The implication of this statement is to begin the design process as simply as possible. We begin with scoping questions: Who are we discussing here? What are they trying to do? What challenges do they face? How can we make that action easier? In thinking so simply, it can be easier to ignore the larger societal challenges at stake. For example, a commuter may state that they want an easier way to talk on the phone while sitting in traffic. The obvious challenge is to make phone calls easier. This sounds like a simple design prompt, where the likely result from a designer is a shiny new gadget or app. But in reality, this user isn’t just looking to talk on the phone more — they’re lonely. In truth, sitting in traffic keeps them starved for human attention and contact.
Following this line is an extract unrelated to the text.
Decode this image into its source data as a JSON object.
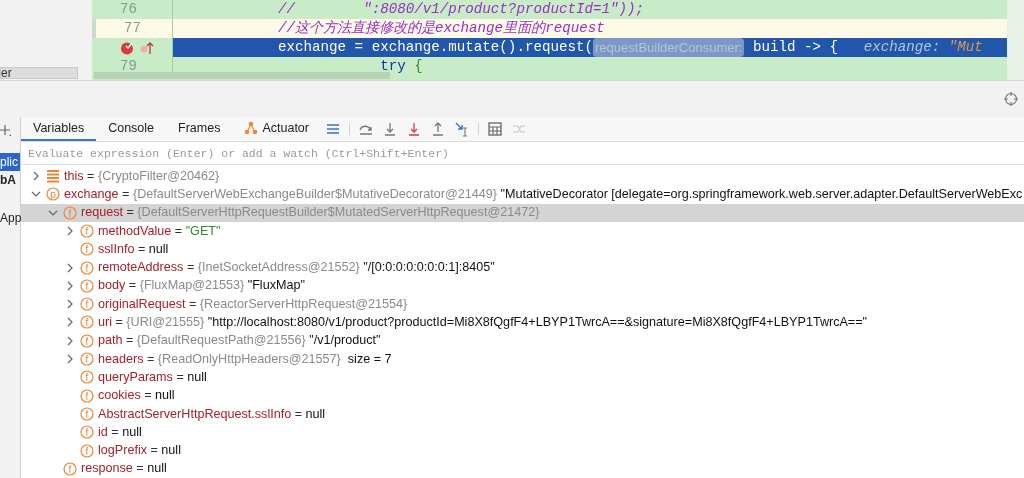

Friction-on-purpose can lend a hand here. Rather than make the experience smoother, we can create such a device that makes it more difficult to talk on the phone, such as a feature that locks the phone while driving. This way, the person has to bring another person in the car for company. Then, the two people can engage in a face-to-face conversation during the bleakness of traffic, and perhaps invite other passengers along. In resolution, no one is lonely and everyone has gleefully forgotten about phone calls.
In the classroom, we can introduce philosophical problem-solving in the early stages of the design process. After the initial challenge of a user group is identified, students should be encouraged to keep digging and look beyond the context of the original problem. They should be encouraged to lean into other fields for expertise — perhaps the nuance of psychology or technicalities of computer science — based on knowledge gaps respective of the topic. Design is a fluid field that impacts society on an extremely large scale, blending into disciplines designers rarely interact with. By finding the grand roots of an issue and taking large-scale action by inducing friction where normally wouldn’t think to, we can develop techniques that mitigate the existence of the original challenge in the first place. Put into practice, a new design standard may instead prioritize the needs of human curiosity, community, creativity, resilience, emotion, and patience above efficiency and profit.
If friction-on-purpose doesn’t catch on, so be it. In the broader scheme, it’s challenging to develop widely-accepted design principles, and this novel idea is sure to pick up resistance. Instead, this technique may be used as a form of critique, as a curiosity that is approachable for the average person. It would describe an alternate reality where societies’ goals are entirely different, to invite more creative minds to think about adding experiential value back into the average person’s lifestyle.
It’s an excellent time to be thinking about this. Younger generations will soon head into industry with the opportunity to carry free-thinking ideas. Planting the seed about inducing friction to change the speed and depth of how people think could be entirely possible.
Now is a better time than ever to think critically about futures that we want to live in.
In summary, it’s difficult to break from routine. How you rise from bed in the morning, silence your alarm, and begin making breakfast can undoubtedly provide comfort. As with so many other daily routines, we can be critical about whether or not they have to remain routines. Challenges that we face in work and personal lives will certainly come, but we can use our built worlds to prepare us. Small points of challenges, friction, and intentionally slower processes can help people reflect, enjoy, and remain resilient. We can use friction to induce growth that will last long into the future and cultivate the minds of many generations.